- It looks like Sony is trying to stay in the e-reader game. The Digital Reader reported earlier this week that Sony may be releasing the Sony Reader PRS-T2 soon. Perhaps as early as this Monday. I like e-readers. In fact, I love my Kindle DX. But I can’t see what Sony hopes to accomplish here. Amazon and Barnes & Noble seem to have the U.S. market bottled up pretty well. And lest we forget that the market for e-readers is taking a hit from newer, more advanced tablets. Oh well, it’s not my money they’re spending.
- More Sony. Sony is gearing up for a new Xperia tablet. I’ve played with the Sony line of tablets, and I think they’re quite nice, but Samsung and Asus are the Gorillas in the Android tablet space. And quite honestly I think we have too many Android tablets on the market anyway. We simply don’t need another one. What we need is refinement of the existing Android tablets currently being manufactured. Innovation doesn’t mean kicking out a new piece of hardware every few months. Just my two cents.

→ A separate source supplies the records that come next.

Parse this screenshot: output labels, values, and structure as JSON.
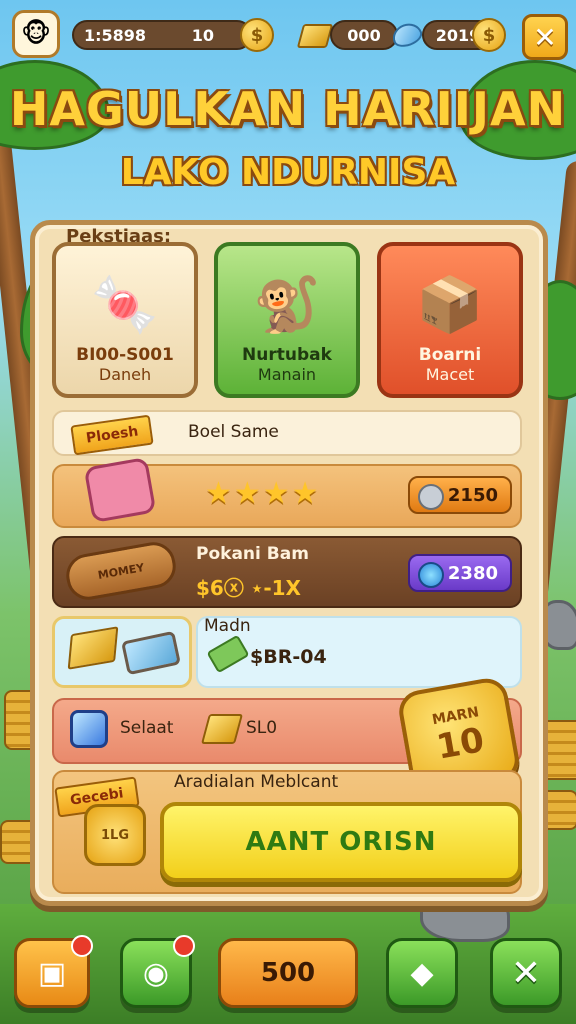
{
  "header": {
    "stat_1": "1:5898",
    "coins": "10",
    "coin_symbol": "$",
    "gold": "000",
    "gems": "2019",
    "close_symbol": "✕"
  },
  "title": {
    "main": "HAGULKAN HARIIJAN",
    "sub": "LAKO NDURNISA"
  },
  "panel": {
    "tab_label": "Pekstiaas:",
    "cards": [
      {
        "line1": "BI00-S001",
        "line2": "Daneh",
        "icon": "candy-icon"
      },
      {
        "line1": "Nurtubak",
        "line2": "Manain",
        "icon": "monkey-icon"
      },
      {
        "line1": "Boarni",
        "line2": "Macet",
        "icon": "box-icon"
      }
    ],
    "row1": {
      "banner": "Ploesh",
      "text": "Boel Same"
    },
    "row2": {
      "stars": "★★★★",
      "price": "2150"
    },
    "row3": {
      "title": "Pokani Bam",
      "subtitle": "$6ⓧ ⋆-1X",
      "price": "2380",
      "log_label": "MOMEY"
    },
    "row4": {
      "title": "Madn",
      "value": "$BR-04"
    },
    "row5": {
      "gem_text": "Selaat",
      "gold_text": "SL0"
    },
    "medal": {
      "line1": "MARN",
      "line2": "10"
    },
    "row6": {
      "banner": "Gecebi",
      "heading": "Aradialan Meblcant",
      "pouch_label": "1LG",
      "cta": "AANT ORISN"
    }
  },
  "bottom_bar": {
    "b1": "▣",
    "b2": "◉",
    "value": "500",
    "b4": "◆",
    "b5": "✕"
  }
}
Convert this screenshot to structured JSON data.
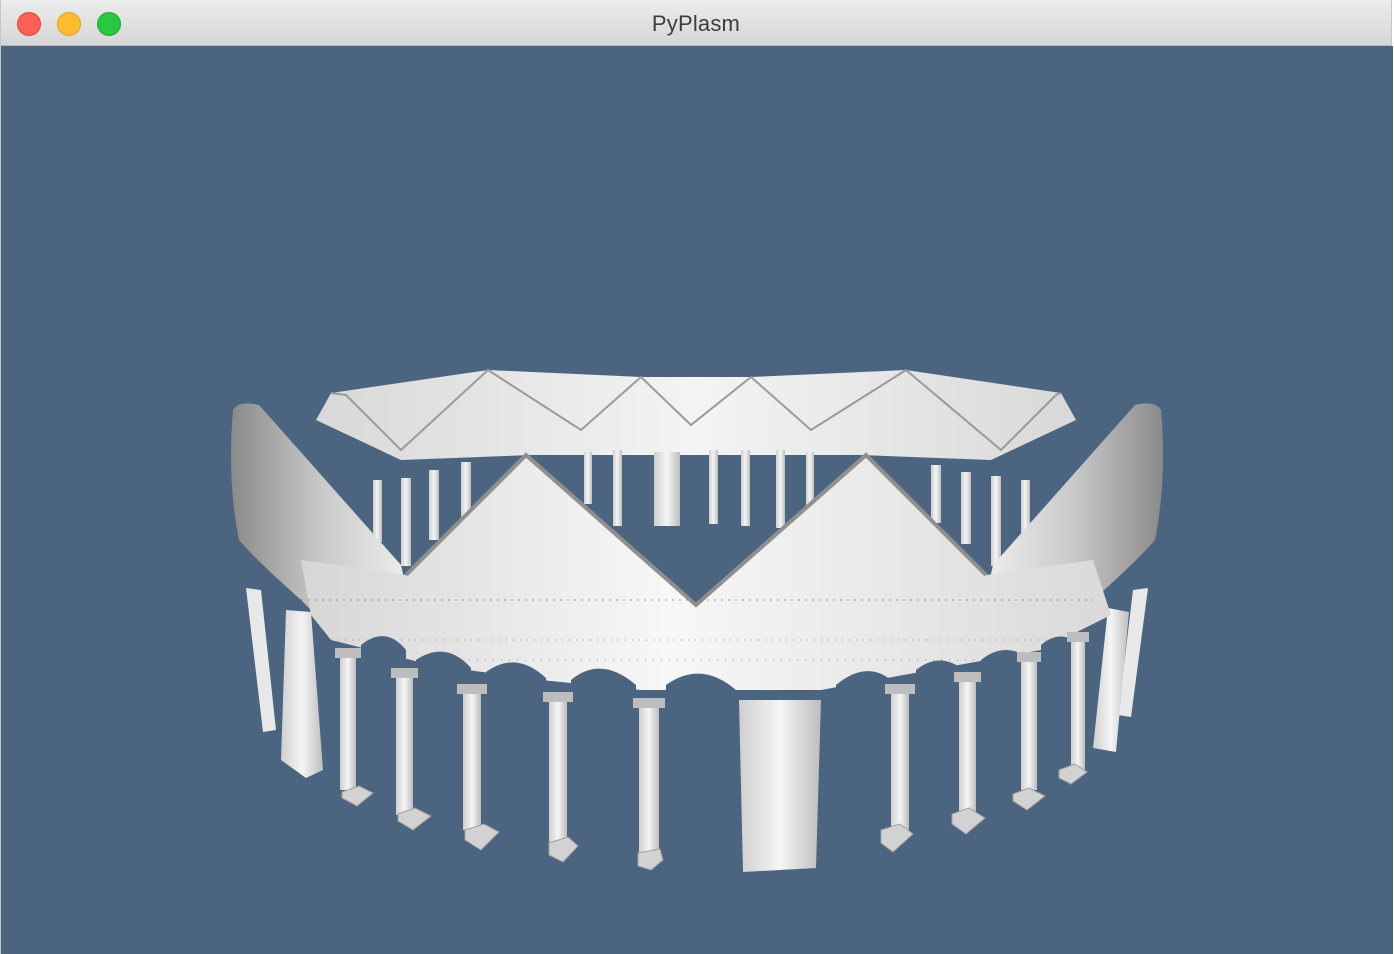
{
  "window": {
    "title": "PyPlasm"
  },
  "controls": {
    "close": "close-button",
    "minimize": "minimize-button",
    "maximize": "maximize-button"
  },
  "viewport": {
    "background_color": "#4b6480",
    "model_color": "#f0f0f0",
    "scene": "colonnade-ring"
  }
}
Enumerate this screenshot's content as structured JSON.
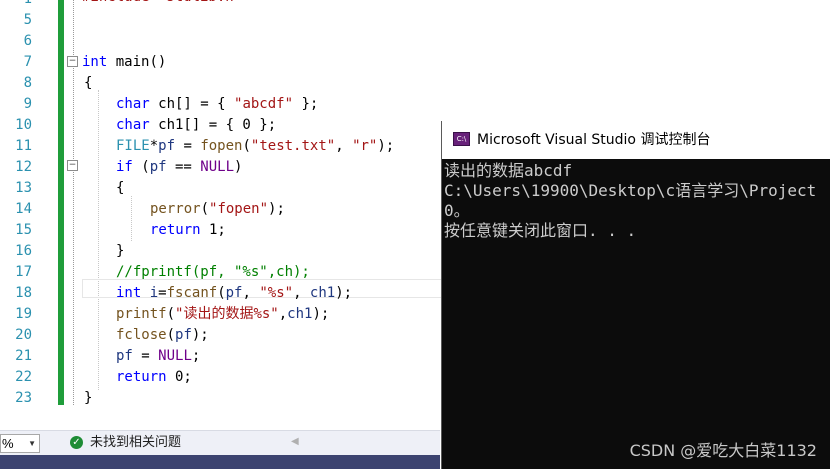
{
  "editor": {
    "line_numbers": [
      "1",
      "5",
      "6",
      "7",
      "8",
      "9",
      "10",
      "11",
      "12",
      "13",
      "14",
      "15",
      "16",
      "17",
      "18",
      "19",
      "20",
      "21",
      "22",
      "23"
    ],
    "top_partial": "#include <stdlib.h>",
    "lines": {
      "l7": [
        "int",
        " main()"
      ],
      "l8": "{",
      "l9": [
        "char",
        " ch[] = { ",
        "\"abcdf\"",
        " };"
      ],
      "l10": [
        "char",
        " ch1[] = { 0 };"
      ],
      "l11": [
        "FILE",
        "*",
        "pf",
        " = ",
        "fopen",
        "(",
        "\"test.txt\"",
        ", ",
        "\"r\"",
        ");"
      ],
      "l12": [
        "if",
        " (",
        "pf",
        " == ",
        "NULL",
        ")"
      ],
      "l13": "{",
      "l14": [
        "perror",
        "(",
        "\"fopen\"",
        ");"
      ],
      "l15": [
        "return",
        " 1;"
      ],
      "l16": "}",
      "l17": "//fprintf(pf, \"%s\",ch);",
      "l18": [
        "int",
        " ",
        "i",
        "=",
        "fscanf",
        "(",
        "pf",
        ", ",
        "\"%s\"",
        ", ",
        "ch1",
        ");"
      ],
      "l19": [
        "printf",
        "(",
        "\"读出的数据%s\"",
        ",",
        "ch1",
        ");"
      ],
      "l20": [
        "fclose",
        "(",
        "pf",
        ");"
      ],
      "l21": [
        "pf",
        " = ",
        "NULL",
        ";"
      ],
      "l22": [
        "return",
        " 0;"
      ],
      "l23": "}"
    }
  },
  "statusbar": {
    "zoom": "%",
    "issues_text": "未找到相关问题"
  },
  "console": {
    "title": "Microsoft Visual Studio 调试控制台",
    "icon_label": "C:\\",
    "output": [
      "读出的数据abcdf",
      "C:\\Users\\19900\\Desktop\\c语言学习\\Project",
      "0。",
      "按任意键关闭此窗口. . ."
    ]
  },
  "watermark": "CSDN @爱吃大白菜1132",
  "colors": {
    "keyword": "#0000ff",
    "type": "#2b91af",
    "string": "#a31515",
    "macro": "#6f008a",
    "function": "#74531f",
    "comment": "#008000",
    "change_bar": "#1f9d3a",
    "console_bg": "#0c0c0c"
  },
  "icons": {
    "fold_open": "minus-box-icon",
    "issues": "check-circle-icon",
    "console": "vs-console-icon"
  }
}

- Google translate blog: “With our latest update to our Google Translate app for Android, we’re aiming to get one step closer to the Babel fish. By integrating Google Goggles’ optical character recognition (OCR) technology, we’ve made it possible for you to use the camera of your Android smartphone to input text without typing. This makes Google Translate for Android one of our most intelligent and machine learning-intensive apps. Speech recognition, handwriting recognition, OCR, and machine translation all rely on powerful statistical models built on billions of samples of data.” – Now you can translate text by simply snapping a photo of it. Looks like my next trip to Europe will be a bit simpler.
- Lenovo finally announced the release of their new ThinkPad X1 Carbon. I won’t bore you with the specs, but in a nutshell it’s a light weight 14-inch ultrabook. One thing is for certain, it is an absolutely beautiful piece of hardware. At this point in time it is my choice for a new machine. My work machine is almost two years old, which makes it a dinosaur in computer years. And my ThinkPad x201t tablet PC is closing in on its third birthday, making it an antique. Time for a new machine. Actually, it’s time for two new machines. Maybe three.
- Speaking of new machines, what’s the perfect combination of hardware these days? With all the new smartphones and tablets on the market it makes me wonder what my travel bag will look like next year. Having the ThinkPad X1 Carbon in it sure would open up a little room for something else, say like a Microsoft Surface tablet.
- Scientists at Vanderbilt University have combined magnetic resonance imaging (MRI) and imaging mass spectrometry to visualize the inflammatory response to a bacterial infection in mice. The authors they “describe the application of matrix-assisted laser desorption/ionization imaging mass spectrometry (MALDI IMS) to mice systemically infected with Staphylococcus aureus to identify inflammatory protein masses that respond to infection throughout an entire infected animal.” In other words they build something to “see” the infection process. Kind of cool if you think about the potential application. You can find more information at Cell Host & Microbe (Volume 11, Issue 6, 664-673, 14 June 2012).
- I continue to be amazed at the coolness of consumer technology. As an example here’s a video from 2011 showing the Samsung RF4289 Refrigerator. As I said above, consumer technology is kicking the crap out of pharmacy innovation. It’s demoralizing.
- And more consumer technology stuff…
Hotpoint Innovation Area from todo.to.it
- Besides the noble art of getting things done, there is a nobler art of leaving things undone. The wisdom of life consists in the elimination of nonessentials. –Lin Yutang
And with that I bid you adieu. Have a great weekend everyone.